Global military spending up 2.6% in 2020 despite pandemic
Global military expenditure rose by 2.6% to $1.98trn last year despite some defence funds being reallocated to fight the Covid-19 pandemic, the Stockholm International Peace Research Institute said in a report issued on Monday.
The 2.6% increase when compared to the spending level of 2019 came even as global gross domestic product shrank by 4.4%.
As a result, military spending as a share of GDP - the so-called 'military burden' - reached a global average of 2.4% in 2020, up from 2.2% in 2019. That was the biggest year-on-year increase in the military burden since the global financial and economic crisis of 2009, said the report.
According to research, the five biggest spenders in 2020, which together accounted for 62% of global military expenditure, were the United States, China, India, Russia and the United Kingdom.
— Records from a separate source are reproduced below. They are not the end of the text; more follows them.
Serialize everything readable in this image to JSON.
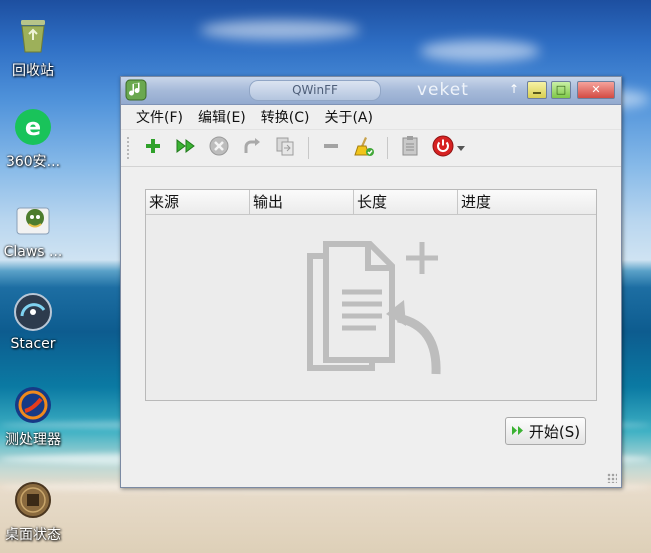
{
  "desktop": {
    "icons": [
      {
        "label": "回收站",
        "icon": "recycle-bin-icon"
      },
      {
        "label": "360安...",
        "icon": "browser-360-icon"
      },
      {
        "label": "Claws ...",
        "icon": "claws-mail-icon"
      },
      {
        "label": "Stacer",
        "icon": "stacer-icon"
      },
      {
        "label": "测处理器",
        "icon": "processor-test-icon"
      },
      {
        "label": "桌面状态",
        "icon": "desktop-status-icon"
      }
    ]
  },
  "window": {
    "app_title": "QWinFF",
    "host_label": "veket",
    "controls": {
      "pin": "↑",
      "maximize": "□",
      "close": "✕"
    },
    "menu": [
      "文件(F)",
      "编辑(E)",
      "转换(C)",
      "关于(A)"
    ],
    "toolbar": [
      {
        "icon": "add-icon"
      },
      {
        "icon": "fast-forward-icon"
      },
      {
        "icon": "stop-icon"
      },
      {
        "icon": "redo-icon"
      },
      {
        "icon": "copy-icon"
      },
      {
        "icon": "remove-icon"
      },
      {
        "icon": "clean-brush-icon"
      },
      {
        "icon": "clipboard-icon"
      },
      {
        "icon": "power-icon"
      }
    ],
    "table": {
      "columns": [
        "来源",
        "输出",
        "长度",
        "进度"
      ],
      "rows": []
    },
    "start_button": {
      "label": "开始(S)"
    }
  },
  "colors": {
    "accent_green": "#3bb233",
    "power_red": "#d62222",
    "window_bg": "#efefef"
  }
}
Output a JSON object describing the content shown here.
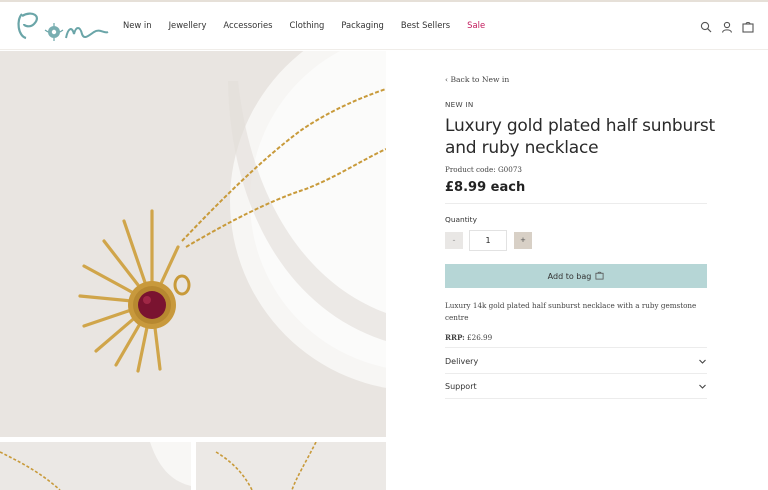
{
  "brand": {
    "logo_text": "Pom",
    "accent": "#6aa5a8"
  },
  "nav": {
    "items": [
      "New in",
      "Jewellery",
      "Accessories",
      "Clothing",
      "Packaging",
      "Best Sellers",
      "Sale"
    ],
    "sale_color": "#c2185b"
  },
  "header_icons": [
    "search-icon",
    "account-icon",
    "bag-icon"
  ],
  "product": {
    "back_link": "Back to New in",
    "eyebrow": "NEW IN",
    "title": "Luxury gold plated half sunburst and ruby necklace",
    "code": "Product code: G0073",
    "price": "£8.99 each",
    "quantity_label": "Quantity",
    "quantity_value": "1",
    "minus_label": "-",
    "plus_label": "+",
    "add_to_bag": "Add to bag",
    "add_button_color": "#b6d6d6",
    "description": "Luxury 14k gold plated half sunburst necklace with a ruby gemstone centre",
    "rrp_label": "RRP:",
    "rrp_value": "£26.99"
  },
  "accordions": [
    "Delivery",
    "Support"
  ]
}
Military spending by China grew for the 26th consecutive year.
US military expenditure reached an estimated $778 billion last year, 4.4% more than in 2019. With the world's biggest defence budget, the United States accounted for 39% of total global military expenditure in 2020.
Some countries, such as Chile and South Korea, redirected part of their planned military spending to their pandemic response. Several others, including Brazil and Russia, spent considerably less than their initial military budgets for 2020.
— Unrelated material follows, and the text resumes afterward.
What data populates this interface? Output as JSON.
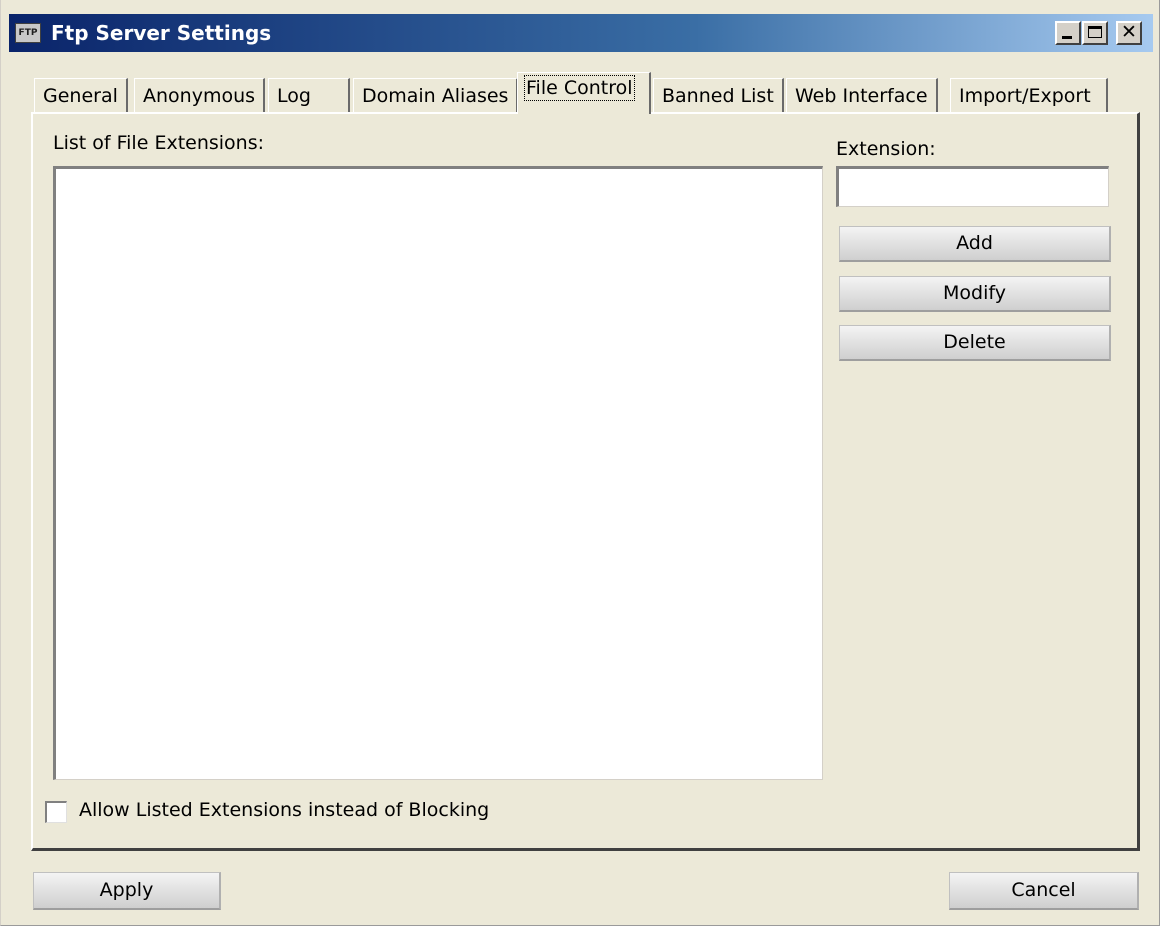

‘We can say with some certainty that the pandemic did not have a significant impact on global military spending in 2020,’ said Dr Diego Lopes da Silva, Researcher with the SIPRI Arms and Military Expenditure Programme. ‘It remains to be seen whether countries will maintain this level of military spending through a second year of the pandemic.’